As part of the AtoZ series challenge in April 2021 I had written a series of posts about specific compositions in Sanskrit and the unique features of the Language. All these posts are now part of my latest E-book: The Beauty of Sanskrit Language and Texts.
For a long time I had been planning to write a book to introduce the beautiful world of Sanskrit and Sanskrit texts which is not part of our curriculum except for a few who opt for it. Forget about westerners, generations of Indians, since the advent of British system of education in India, never got the opportunity as part of their formal education to gain even the basic knowledge about the vast and the intricate knowledge system of ancient India.
Needless to say, 99% of the ancient wisdom of India are available in Sanskrit texts, because it was the language of the intellectuals of India prior to the Moghul invasion. Even Buddhist and Jaina scholars, who preferred pali or prakrut, learnt Sanskrit and wrote many books in Sanskrit.
Whenever we think of Sanskrit literature it is the religious ones that usually come to our mind. It happens because we are more familiar with the religious ones. The religious ones are more widely discussed upon and commented upon. But there are a large number of non-religious texts in Sanskrit which are known only in limited circles and rarely do these make it to the popular discourse.
Of course many are aware about popular texts like Ramayana, or Mahabharata. But there are hundreds of surviving texts about which I find that the awareness is dismal. Sometimes even if a person has heard about the text, her idea about the text is very strange. I hope this book to be helpful in not only creating awareness about many hidden gems but also in dispelling the myths associated with some popular texts.
These articles were originally written for the AtoZ challenge, which means one wrote twenty six posts corresponding to the twenty six letters of the English alphabet.

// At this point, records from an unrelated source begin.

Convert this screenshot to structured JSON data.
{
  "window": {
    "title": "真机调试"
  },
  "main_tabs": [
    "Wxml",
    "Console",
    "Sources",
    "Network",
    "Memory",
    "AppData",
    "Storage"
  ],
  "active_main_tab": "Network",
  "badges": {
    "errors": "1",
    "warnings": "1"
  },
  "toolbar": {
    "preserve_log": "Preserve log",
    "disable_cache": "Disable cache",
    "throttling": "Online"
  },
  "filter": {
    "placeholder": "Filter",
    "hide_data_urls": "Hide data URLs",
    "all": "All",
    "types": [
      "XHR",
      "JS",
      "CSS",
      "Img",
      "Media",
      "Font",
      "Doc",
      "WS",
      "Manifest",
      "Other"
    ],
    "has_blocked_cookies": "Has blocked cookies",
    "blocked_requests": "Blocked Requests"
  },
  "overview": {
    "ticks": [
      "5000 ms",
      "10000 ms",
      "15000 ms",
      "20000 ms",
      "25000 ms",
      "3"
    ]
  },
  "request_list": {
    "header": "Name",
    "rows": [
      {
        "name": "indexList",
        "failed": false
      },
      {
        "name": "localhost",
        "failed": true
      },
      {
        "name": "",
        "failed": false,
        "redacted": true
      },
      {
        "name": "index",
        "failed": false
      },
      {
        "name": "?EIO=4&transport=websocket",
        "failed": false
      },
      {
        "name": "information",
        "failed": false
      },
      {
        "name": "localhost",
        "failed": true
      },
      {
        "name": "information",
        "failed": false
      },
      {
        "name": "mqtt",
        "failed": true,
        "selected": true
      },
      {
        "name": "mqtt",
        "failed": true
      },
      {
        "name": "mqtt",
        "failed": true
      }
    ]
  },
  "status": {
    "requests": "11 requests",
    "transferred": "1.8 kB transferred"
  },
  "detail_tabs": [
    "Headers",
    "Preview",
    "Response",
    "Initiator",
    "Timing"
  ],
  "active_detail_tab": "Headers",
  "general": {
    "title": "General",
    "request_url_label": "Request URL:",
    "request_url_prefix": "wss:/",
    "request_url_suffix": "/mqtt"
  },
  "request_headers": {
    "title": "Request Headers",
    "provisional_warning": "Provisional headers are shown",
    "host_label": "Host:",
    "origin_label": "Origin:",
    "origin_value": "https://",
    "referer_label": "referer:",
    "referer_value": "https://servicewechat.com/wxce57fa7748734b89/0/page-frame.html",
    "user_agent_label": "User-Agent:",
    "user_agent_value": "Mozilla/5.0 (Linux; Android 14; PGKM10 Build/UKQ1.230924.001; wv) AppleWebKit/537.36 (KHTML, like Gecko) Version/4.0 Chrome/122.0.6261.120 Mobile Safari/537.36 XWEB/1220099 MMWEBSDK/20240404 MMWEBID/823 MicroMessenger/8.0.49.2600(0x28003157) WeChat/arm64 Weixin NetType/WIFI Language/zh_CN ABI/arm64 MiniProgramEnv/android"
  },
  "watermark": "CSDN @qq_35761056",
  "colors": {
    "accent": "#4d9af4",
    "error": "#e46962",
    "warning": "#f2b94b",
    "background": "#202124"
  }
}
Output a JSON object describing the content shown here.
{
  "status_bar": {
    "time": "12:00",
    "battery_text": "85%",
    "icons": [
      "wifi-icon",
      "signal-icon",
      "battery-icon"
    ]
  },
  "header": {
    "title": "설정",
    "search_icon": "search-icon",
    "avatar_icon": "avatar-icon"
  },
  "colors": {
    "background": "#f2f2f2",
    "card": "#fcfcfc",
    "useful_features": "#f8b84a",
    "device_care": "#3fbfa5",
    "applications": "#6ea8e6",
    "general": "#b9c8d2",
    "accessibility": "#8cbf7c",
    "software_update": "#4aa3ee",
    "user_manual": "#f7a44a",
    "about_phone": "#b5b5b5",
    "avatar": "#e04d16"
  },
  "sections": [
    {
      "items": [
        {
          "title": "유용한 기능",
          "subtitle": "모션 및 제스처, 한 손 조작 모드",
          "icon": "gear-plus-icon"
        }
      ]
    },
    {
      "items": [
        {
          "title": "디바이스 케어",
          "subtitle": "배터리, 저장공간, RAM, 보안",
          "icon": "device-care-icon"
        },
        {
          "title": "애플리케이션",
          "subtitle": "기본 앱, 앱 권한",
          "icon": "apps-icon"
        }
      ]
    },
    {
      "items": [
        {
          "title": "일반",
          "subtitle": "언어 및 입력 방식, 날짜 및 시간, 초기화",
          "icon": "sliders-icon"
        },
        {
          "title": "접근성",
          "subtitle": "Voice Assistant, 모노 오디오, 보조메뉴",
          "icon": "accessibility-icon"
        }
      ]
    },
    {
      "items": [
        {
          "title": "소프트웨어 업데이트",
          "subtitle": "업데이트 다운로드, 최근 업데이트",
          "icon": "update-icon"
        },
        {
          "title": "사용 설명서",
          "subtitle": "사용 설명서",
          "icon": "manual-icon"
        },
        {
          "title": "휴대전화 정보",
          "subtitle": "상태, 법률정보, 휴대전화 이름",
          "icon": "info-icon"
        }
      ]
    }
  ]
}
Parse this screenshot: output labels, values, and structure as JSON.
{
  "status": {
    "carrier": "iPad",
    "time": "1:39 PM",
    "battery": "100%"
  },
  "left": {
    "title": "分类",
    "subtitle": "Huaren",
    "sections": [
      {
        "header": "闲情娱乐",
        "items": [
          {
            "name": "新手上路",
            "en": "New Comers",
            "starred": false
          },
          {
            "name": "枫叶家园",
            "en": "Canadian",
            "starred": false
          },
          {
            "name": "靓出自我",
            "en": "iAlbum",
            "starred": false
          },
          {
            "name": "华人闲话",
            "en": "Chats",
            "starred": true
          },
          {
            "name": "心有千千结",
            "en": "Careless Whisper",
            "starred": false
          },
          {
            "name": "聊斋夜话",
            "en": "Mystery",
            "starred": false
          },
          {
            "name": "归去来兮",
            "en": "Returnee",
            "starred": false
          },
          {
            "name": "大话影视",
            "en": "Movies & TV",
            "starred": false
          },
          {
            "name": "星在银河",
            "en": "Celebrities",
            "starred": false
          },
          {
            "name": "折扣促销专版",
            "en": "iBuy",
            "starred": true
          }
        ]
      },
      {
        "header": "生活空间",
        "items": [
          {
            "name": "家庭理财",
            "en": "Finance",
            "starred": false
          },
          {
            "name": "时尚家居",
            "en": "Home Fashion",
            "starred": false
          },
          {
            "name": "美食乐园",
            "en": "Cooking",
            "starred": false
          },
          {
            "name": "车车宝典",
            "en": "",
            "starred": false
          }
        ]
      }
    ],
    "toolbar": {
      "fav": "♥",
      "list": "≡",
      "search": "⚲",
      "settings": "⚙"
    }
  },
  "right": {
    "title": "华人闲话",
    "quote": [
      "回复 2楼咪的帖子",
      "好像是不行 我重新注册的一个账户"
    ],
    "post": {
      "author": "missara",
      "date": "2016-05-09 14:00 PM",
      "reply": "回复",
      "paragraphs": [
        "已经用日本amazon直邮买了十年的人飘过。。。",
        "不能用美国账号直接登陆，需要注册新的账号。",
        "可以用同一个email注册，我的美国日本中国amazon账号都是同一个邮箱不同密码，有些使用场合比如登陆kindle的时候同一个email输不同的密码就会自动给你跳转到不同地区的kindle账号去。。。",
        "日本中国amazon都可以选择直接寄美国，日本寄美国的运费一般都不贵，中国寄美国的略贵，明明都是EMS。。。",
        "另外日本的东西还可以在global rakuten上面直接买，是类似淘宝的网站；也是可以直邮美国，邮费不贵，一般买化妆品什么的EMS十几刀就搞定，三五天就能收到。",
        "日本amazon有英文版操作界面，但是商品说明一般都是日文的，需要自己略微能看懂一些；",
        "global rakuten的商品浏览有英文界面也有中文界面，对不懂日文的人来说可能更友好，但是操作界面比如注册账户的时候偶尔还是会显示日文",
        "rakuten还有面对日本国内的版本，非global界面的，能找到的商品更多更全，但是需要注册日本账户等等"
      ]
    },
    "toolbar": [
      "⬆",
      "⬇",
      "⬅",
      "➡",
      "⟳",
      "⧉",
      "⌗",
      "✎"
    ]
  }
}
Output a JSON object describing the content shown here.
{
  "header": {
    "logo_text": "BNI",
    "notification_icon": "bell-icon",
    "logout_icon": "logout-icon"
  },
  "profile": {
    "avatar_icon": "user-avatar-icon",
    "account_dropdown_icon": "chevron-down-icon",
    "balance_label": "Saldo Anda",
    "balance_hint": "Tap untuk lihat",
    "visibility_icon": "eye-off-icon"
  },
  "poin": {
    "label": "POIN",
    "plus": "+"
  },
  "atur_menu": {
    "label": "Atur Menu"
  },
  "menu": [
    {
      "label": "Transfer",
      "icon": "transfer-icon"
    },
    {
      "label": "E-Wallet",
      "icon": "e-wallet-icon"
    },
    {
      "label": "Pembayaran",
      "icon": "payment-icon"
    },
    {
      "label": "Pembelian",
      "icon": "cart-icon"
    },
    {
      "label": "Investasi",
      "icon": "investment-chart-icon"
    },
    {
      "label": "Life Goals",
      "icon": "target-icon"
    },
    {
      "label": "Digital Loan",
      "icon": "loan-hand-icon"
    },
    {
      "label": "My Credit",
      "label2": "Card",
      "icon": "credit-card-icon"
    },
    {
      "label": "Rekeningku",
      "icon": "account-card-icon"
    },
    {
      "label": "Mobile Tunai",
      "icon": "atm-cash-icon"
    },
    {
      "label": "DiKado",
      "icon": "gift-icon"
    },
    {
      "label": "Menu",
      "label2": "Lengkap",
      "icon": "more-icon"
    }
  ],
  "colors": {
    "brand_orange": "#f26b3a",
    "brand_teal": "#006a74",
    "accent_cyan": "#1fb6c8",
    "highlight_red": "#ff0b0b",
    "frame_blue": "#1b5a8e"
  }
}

So it becomes really difficult to represent the vast number of Sanskrit texts in addition to giving glimpses of the specialties of the languages within the twenty six articles. So I worked out a kind of algorithm at the outset to decide which book or topic to represent which alphabet so to give the reader glimpses into each genre of text in twenty four articles, two being reserved to devote exclusively to the Sanskrit language. By the way, as the reader progresses through the book, she will learn more about this algorithm and the algorithm of the Sanskrit Language which has a kind of scientific structure to it.
At present the book is part of Blogchatter’s E-book Carnival and is available for free download.